Japan has more recently introduced another government measure set to drive further domestic investment – the program contributes to the cost of solar systems to the tune of 70,000 yen per 1 kW up to about 650, 000 yen, and has been in effect from the start of 2009.
Around the time the Japanese enthusiasm for solar was on the wane, the European markets took up the slack, also as a result of a change in government policy. Feed-in tariffs (FIT) accelerated investment in solar power by way of guaranteeing the purchase of any extra electricity produced, thus paying homeowners and business for excess energy.
There is no doubt that Europe leads the world in installed capacity with, according to a 2012 report from the European Photovoltaic Industry Association, about 75 per cent of global solar photovoltaic capacity.
The European Union‘s target of sourcing a fifth of its energy from renewables has already seen that target met and even passed in several EU member countries — in fact some by some estimates the entire area is well ahead of schedule in achieving this goal and is likely to be getting more than a third of its electricity from renewables by the end of the decade. The lion’s share of this is solar.
According to a United Nations report released in 2012, investment in solar energy leapt to $147 billion in 2011, a year to year increase of more than 50 per cent, and much of that was due to swelling demand for rooftop installation from Germany, Italy and Britain.
Smaller Central and Eastern European markets are also experiencing an uptick in adoption of solar technology due to government support. Ukraine provides a good example, with the stated intention of generating 30 per cent of its energy from renewable sources by the target date of 2015 — an ambition, which, if reached, will triple the level of 2010.
Meanwhile, the uptake of solar capacity in the United States for the first three quarters of 2012 alone has already overtaken the corresponding total for 2011 in its entirety. Solar installations spiked by 44 per cent in the third quarter alone according to figures from the Solar Energy Industries Association (SEIA) and GTM Research. The US, not usually a prime market for solar, now has more than 5.9 gigawatts (GW) of solar PV generating electricity across the country and another 500 MW of concentrating solar; figures which bring the total number of households on the receiving end to about a million. The lion’s share of this growth (684 MW in the third quarter alone) can be attributed to small residential PV installation and on-site commercial systems. Expectations for Q4, unavailable as of this writing, are even higher, with more than 1.2 GW of PV forecast for installation next quarter as developers scrabble to meet year-end deadlines. Certainly Q4 historically provides the lion’s share of installations — in 2010 the figure for final quarter installations was 41 per cent, in 2011 the corresponding figure was slightly higher, at 42 per cent. Should that trend be borne out in the final quarter of the current year, Q4 2012 would be the best quarter for the American solar PV market on record. “We expect to see the residential PV market post another record number in Q4,” says Shayle Kann, vice president of research at GTM, “as third party residential installers gain more traction in mature, cost-effective markets.”

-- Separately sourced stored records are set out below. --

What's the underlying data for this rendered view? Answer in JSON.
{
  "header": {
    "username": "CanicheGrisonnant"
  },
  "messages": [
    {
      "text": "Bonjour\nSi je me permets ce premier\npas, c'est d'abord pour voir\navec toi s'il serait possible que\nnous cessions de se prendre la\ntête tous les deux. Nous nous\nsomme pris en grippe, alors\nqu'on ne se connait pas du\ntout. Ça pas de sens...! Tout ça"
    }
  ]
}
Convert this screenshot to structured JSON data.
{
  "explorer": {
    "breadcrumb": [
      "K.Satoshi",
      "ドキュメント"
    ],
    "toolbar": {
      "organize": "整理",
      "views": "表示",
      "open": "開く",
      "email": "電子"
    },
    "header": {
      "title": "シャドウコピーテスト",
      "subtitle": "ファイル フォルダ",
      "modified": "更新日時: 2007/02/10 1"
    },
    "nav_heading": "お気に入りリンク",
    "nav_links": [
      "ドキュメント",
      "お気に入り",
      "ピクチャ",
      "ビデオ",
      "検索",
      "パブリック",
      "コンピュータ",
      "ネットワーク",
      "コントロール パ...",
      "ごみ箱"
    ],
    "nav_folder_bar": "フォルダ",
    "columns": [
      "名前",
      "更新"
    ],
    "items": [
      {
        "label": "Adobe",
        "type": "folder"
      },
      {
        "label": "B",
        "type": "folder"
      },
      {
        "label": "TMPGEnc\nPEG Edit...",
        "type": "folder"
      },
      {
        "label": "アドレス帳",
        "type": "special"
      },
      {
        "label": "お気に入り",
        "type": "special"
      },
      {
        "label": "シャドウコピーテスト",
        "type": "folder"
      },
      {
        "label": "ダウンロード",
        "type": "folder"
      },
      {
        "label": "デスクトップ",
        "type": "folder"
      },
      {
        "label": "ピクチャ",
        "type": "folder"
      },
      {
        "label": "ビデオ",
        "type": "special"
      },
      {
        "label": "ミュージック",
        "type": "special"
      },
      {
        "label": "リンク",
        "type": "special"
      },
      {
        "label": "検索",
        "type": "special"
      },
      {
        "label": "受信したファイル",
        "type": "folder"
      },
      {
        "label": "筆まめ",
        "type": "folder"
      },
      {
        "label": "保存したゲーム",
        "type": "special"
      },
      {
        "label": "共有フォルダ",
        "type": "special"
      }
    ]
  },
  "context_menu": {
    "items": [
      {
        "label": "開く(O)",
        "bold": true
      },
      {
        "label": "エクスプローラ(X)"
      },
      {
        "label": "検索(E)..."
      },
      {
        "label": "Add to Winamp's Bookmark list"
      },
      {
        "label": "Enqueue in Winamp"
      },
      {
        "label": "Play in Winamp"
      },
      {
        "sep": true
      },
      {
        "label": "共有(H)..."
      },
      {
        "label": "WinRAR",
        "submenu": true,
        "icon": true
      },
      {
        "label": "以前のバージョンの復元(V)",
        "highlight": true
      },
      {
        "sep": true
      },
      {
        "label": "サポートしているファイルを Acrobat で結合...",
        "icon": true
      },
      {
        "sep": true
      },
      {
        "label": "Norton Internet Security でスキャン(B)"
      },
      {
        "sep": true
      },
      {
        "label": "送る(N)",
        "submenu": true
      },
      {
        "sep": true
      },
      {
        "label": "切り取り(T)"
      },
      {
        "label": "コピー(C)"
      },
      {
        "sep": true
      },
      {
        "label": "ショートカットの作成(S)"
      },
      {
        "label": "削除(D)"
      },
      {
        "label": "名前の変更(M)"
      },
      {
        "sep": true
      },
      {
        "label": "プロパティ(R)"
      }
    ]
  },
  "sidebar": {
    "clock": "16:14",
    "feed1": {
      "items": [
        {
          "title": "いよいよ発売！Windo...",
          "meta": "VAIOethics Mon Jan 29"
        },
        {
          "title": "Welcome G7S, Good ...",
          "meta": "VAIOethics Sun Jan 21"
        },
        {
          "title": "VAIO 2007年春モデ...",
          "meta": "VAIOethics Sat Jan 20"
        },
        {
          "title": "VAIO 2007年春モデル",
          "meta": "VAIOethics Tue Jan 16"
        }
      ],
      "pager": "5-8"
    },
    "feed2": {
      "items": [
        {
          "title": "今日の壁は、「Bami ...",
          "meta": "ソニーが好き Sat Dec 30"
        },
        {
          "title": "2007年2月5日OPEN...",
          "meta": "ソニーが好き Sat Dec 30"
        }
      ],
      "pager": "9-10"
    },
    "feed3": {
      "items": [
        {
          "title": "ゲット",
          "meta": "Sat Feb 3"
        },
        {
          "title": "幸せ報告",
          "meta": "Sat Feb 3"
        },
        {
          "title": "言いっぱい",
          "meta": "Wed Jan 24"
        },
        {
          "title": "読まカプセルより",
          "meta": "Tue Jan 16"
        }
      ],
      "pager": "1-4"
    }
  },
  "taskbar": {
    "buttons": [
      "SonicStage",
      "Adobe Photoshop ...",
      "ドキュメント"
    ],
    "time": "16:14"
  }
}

The influence of government policy cannot be understated, particularly in connection with feed-in-tariffs. The knock-on effect of both the provision and the revocation of this policy initiative becomes evident in short order.
According to the Bloomberg New Energy Finance’s Global Trends in Renewable Energy Investment 2011, the most recent figures available, Spain’s investment in renewables across the board dropped by more than half as the impact of governmental policy took hold. The policy changes, cuts to the solar feed-in-tariff, depressed the market even when word of them first appeared as rumour several months prior to introduction.
Conversely, as noted in the same report, the introduction of a feed-in-tariff scheme in the United Kingdom resulted in a spike in interest, accounting for 45MW of new solar capacity being installed between the introduction of the scheme in April and year’s end.